In between these undertakings, he somehow found time to conduct a good deal of solid science. He became the world's foremost authority on thermodynamics and the first to elucidate the principles of the convection of fluids and the circulation of ocean currents. He also invented several useful objects, including a drip coffee maker, thermal underwear, and a type of range still known as the Rumford fireplace. In 1805, during a sojourn in France, he wooed and married Madame Lavoisier, widow of Antoine-Laurent. The marriage was not a success and they soon parted. Rumford stayed on in France, where he died, universally esteemed by all but his former wives, in 1814.
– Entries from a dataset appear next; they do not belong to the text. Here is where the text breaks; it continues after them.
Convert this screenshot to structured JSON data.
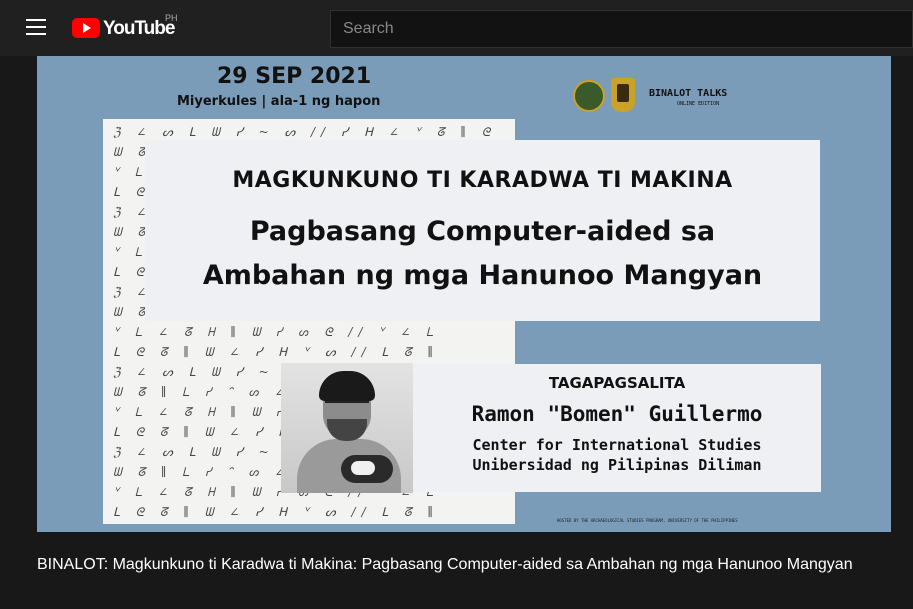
{
  "header": {
    "menu_icon": "hamburger-menu-icon",
    "logo_text": "YouTube",
    "country_code": "PH",
    "search_placeholder": "Search"
  },
  "video": {
    "thumbnail": {
      "date": "29 SEP 2021",
      "time": "Miyerkules | ala-1 ng hapon",
      "series": "BINALOT TALKS",
      "series_edition": "ONLINE EDITION",
      "headline": "MAGKUNKUNO TI KARADWA TI MAKINA",
      "subtitle_line1": "Pagbasang Computer-aided sa",
      "subtitle_line2": "Ambahan ng mga Hanunoo Mangyan",
      "speaker_label": "TAGAPAGSALITA",
      "speaker_name": "Ramon \"Bomen\" Guillermo",
      "affiliation_line1": "Center for International Studies",
      "affiliation_line2": "Unibersidad ng Pilipinas Diliman",
      "footer_note": "HOSTED BY THE ARCHAEOLOGICAL STUDIES PROGRAM, UNIVERSITY OF THE PHILIPPINES"
    },
    "title": "BINALOT: Magkunkuno ti Karadwa ti Makina: Pagbasang Computer-aided sa Ambahan ng mga Hanunoo Mangyan"
  },
  "colors": {
    "page_bg": "#181818",
    "topbar_bg": "#202020",
    "brand_red": "#ff0000",
    "thumbnail_bg": "#7b9cb8"
  }
}
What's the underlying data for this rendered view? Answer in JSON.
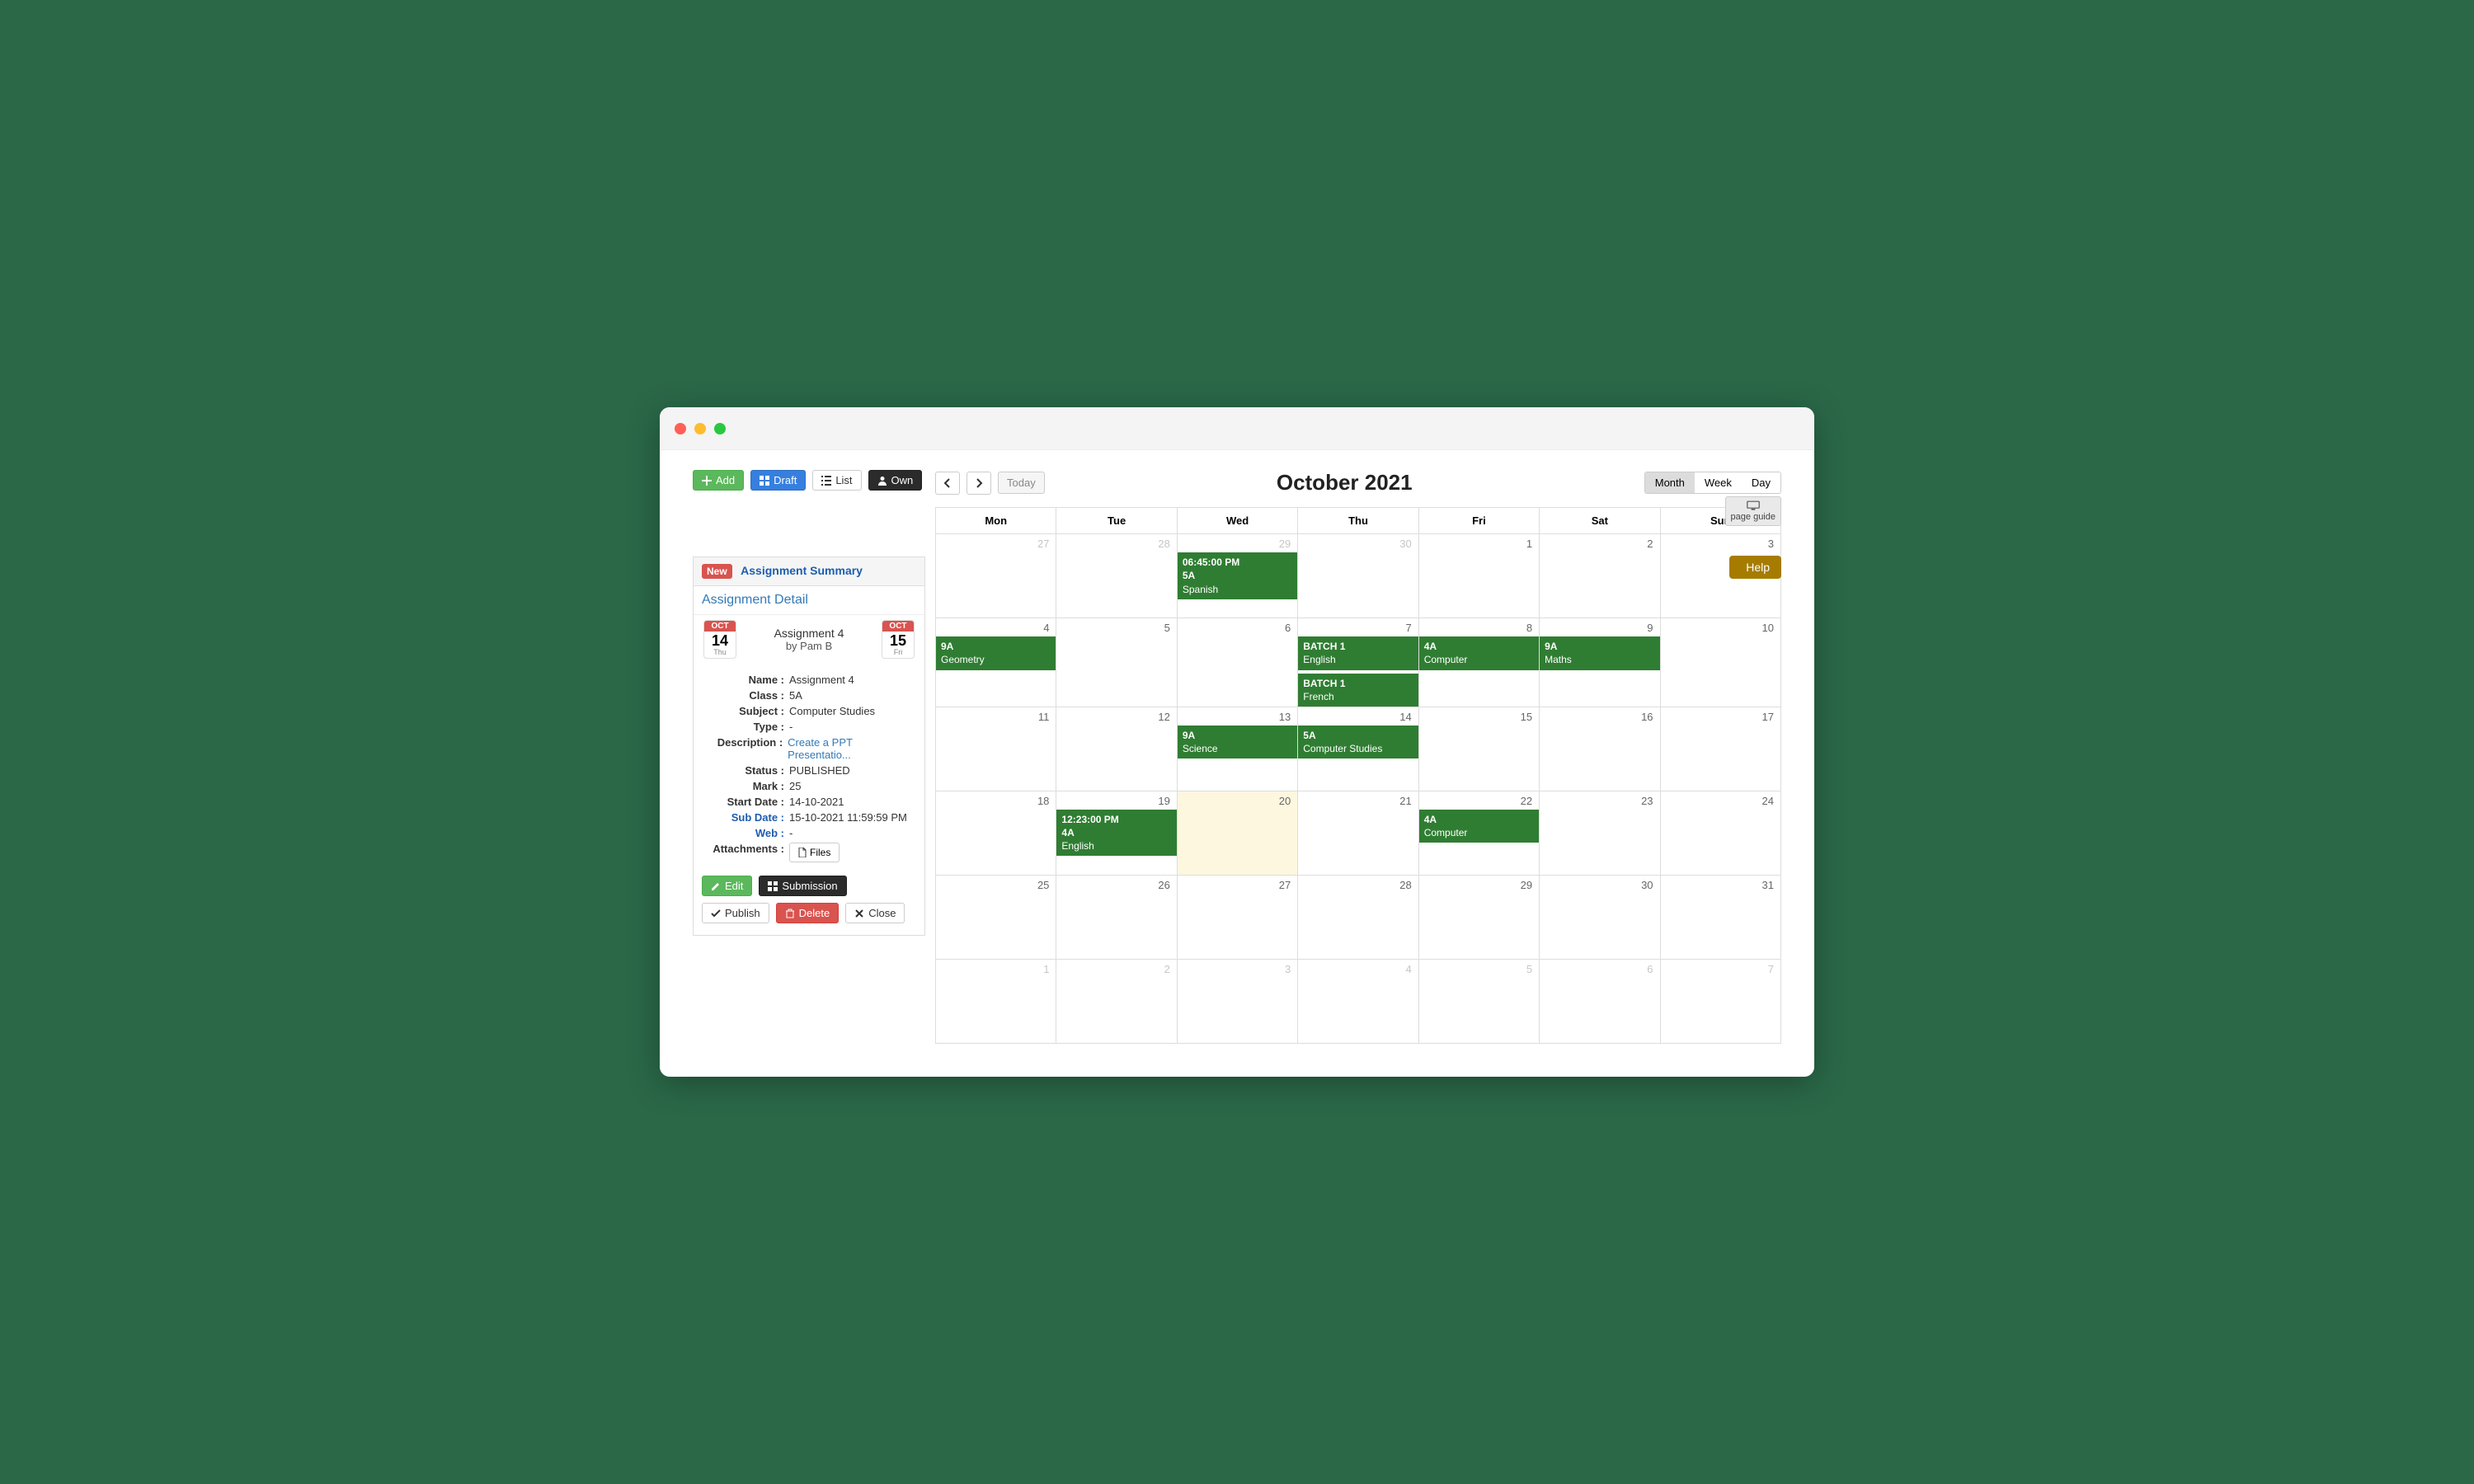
{
  "toolbar": {
    "add_label": "Add",
    "draft_label": "Draft",
    "list_label": "List",
    "own_label": "Own"
  },
  "summary": {
    "new_badge": "New",
    "header": "Assignment Summary",
    "detail_header": "Assignment Detail",
    "start_chip": {
      "month": "OCT",
      "day": "14",
      "weekday": "Thu"
    },
    "end_chip": {
      "month": "OCT",
      "day": "15",
      "weekday": "Fri"
    },
    "assign_title": "Assignment 4",
    "assign_by": "by Pam B",
    "fields": {
      "name_label": "Name :",
      "name_value": "Assignment 4",
      "class_label": "Class :",
      "class_value": "5A",
      "subject_label": "Subject :",
      "subject_value": "Computer Studies",
      "type_label": "Type :",
      "type_value": "-",
      "desc_label": "Description :",
      "desc_value": "Create a PPT Presentatio...",
      "status_label": "Status :",
      "status_value": "PUBLISHED",
      "mark_label": "Mark :",
      "mark_value": "25",
      "start_label": "Start Date :",
      "start_value": "14-10-2021",
      "sub_label": "Sub Date :",
      "sub_value": "15-10-2021 11:59:59 PM",
      "web_label": "Web :",
      "web_value": "-",
      "attach_label": "Attachments :",
      "attach_btn": "Files"
    },
    "actions": {
      "edit": "Edit",
      "submission": "Submission",
      "publish": "Publish",
      "delete": "Delete",
      "close": "Close"
    }
  },
  "calendar": {
    "title": "October 2021",
    "today_label": "Today",
    "views": {
      "month": "Month",
      "week": "Week",
      "day": "Day"
    },
    "page_guide": "page guide",
    "help": "Help",
    "weekdays": [
      "Mon",
      "Tue",
      "Wed",
      "Thu",
      "Fri",
      "Sat",
      "Sun"
    ],
    "weeks": [
      [
        {
          "n": "27",
          "other": true,
          "events": []
        },
        {
          "n": "28",
          "other": true,
          "events": []
        },
        {
          "n": "29",
          "other": true,
          "events": [
            {
              "time": "06:45:00 PM",
              "batch": "5A",
              "subject": "Spanish"
            }
          ]
        },
        {
          "n": "30",
          "other": true,
          "events": []
        },
        {
          "n": "1",
          "events": []
        },
        {
          "n": "2",
          "events": []
        },
        {
          "n": "3",
          "events": []
        }
      ],
      [
        {
          "n": "4",
          "events": [
            {
              "batch": "9A",
              "subject": "Geometry"
            }
          ]
        },
        {
          "n": "5",
          "events": []
        },
        {
          "n": "6",
          "events": []
        },
        {
          "n": "7",
          "events": [
            {
              "batch": "BATCH 1",
              "subject": "English"
            },
            {
              "batch": "BATCH 1",
              "subject": "French"
            }
          ]
        },
        {
          "n": "8",
          "events": [
            {
              "batch": "4A",
              "subject": "Computer"
            }
          ]
        },
        {
          "n": "9",
          "events": [
            {
              "batch": "9A",
              "subject": "Maths"
            }
          ]
        },
        {
          "n": "10",
          "events": []
        }
      ],
      [
        {
          "n": "11",
          "events": []
        },
        {
          "n": "12",
          "events": []
        },
        {
          "n": "13",
          "events": [
            {
              "batch": "9A",
              "subject": "Science"
            }
          ]
        },
        {
          "n": "14",
          "events": [
            {
              "batch": "5A",
              "subject": "Computer Studies"
            }
          ]
        },
        {
          "n": "15",
          "events": []
        },
        {
          "n": "16",
          "events": []
        },
        {
          "n": "17",
          "events": []
        }
      ],
      [
        {
          "n": "18",
          "events": []
        },
        {
          "n": "19",
          "events": [
            {
              "time": "12:23:00 PM",
              "batch": "4A",
              "subject": "English"
            }
          ]
        },
        {
          "n": "20",
          "today": true,
          "events": []
        },
        {
          "n": "21",
          "events": []
        },
        {
          "n": "22",
          "events": [
            {
              "batch": "4A",
              "subject": "Computer"
            }
          ]
        },
        {
          "n": "23",
          "events": []
        },
        {
          "n": "24",
          "events": []
        }
      ],
      [
        {
          "n": "25",
          "events": []
        },
        {
          "n": "26",
          "events": []
        },
        {
          "n": "27",
          "events": []
        },
        {
          "n": "28",
          "events": []
        },
        {
          "n": "29",
          "events": []
        },
        {
          "n": "30",
          "events": []
        },
        {
          "n": "31",
          "events": []
        }
      ],
      [
        {
          "n": "1",
          "other": true,
          "events": []
        },
        {
          "n": "2",
          "other": true,
          "events": []
        },
        {
          "n": "3",
          "other": true,
          "events": []
        },
        {
          "n": "4",
          "other": true,
          "events": []
        },
        {
          "n": "5",
          "other": true,
          "events": []
        },
        {
          "n": "6",
          "other": true,
          "events": []
        },
        {
          "n": "7",
          "other": true,
          "events": []
        }
      ]
    ]
  }
}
But our purpose in mentioning him here is that in 1799, during a comparatively brief interlude in London, he founded the Royal Institution, yet another of the many learned societies that popped into being all over Britain in the late eighteenth and early nineteenth centuries. For a time it was almost the only institution of standing to actively promote the young science of chemistry, and that was thanks almost entirely to a brilliant young man named Humphry Davy, who was appointed the institution's professor of chemistry shortly after its inception and rapidly gained fame as an outstanding lecturer and productive experimentalist.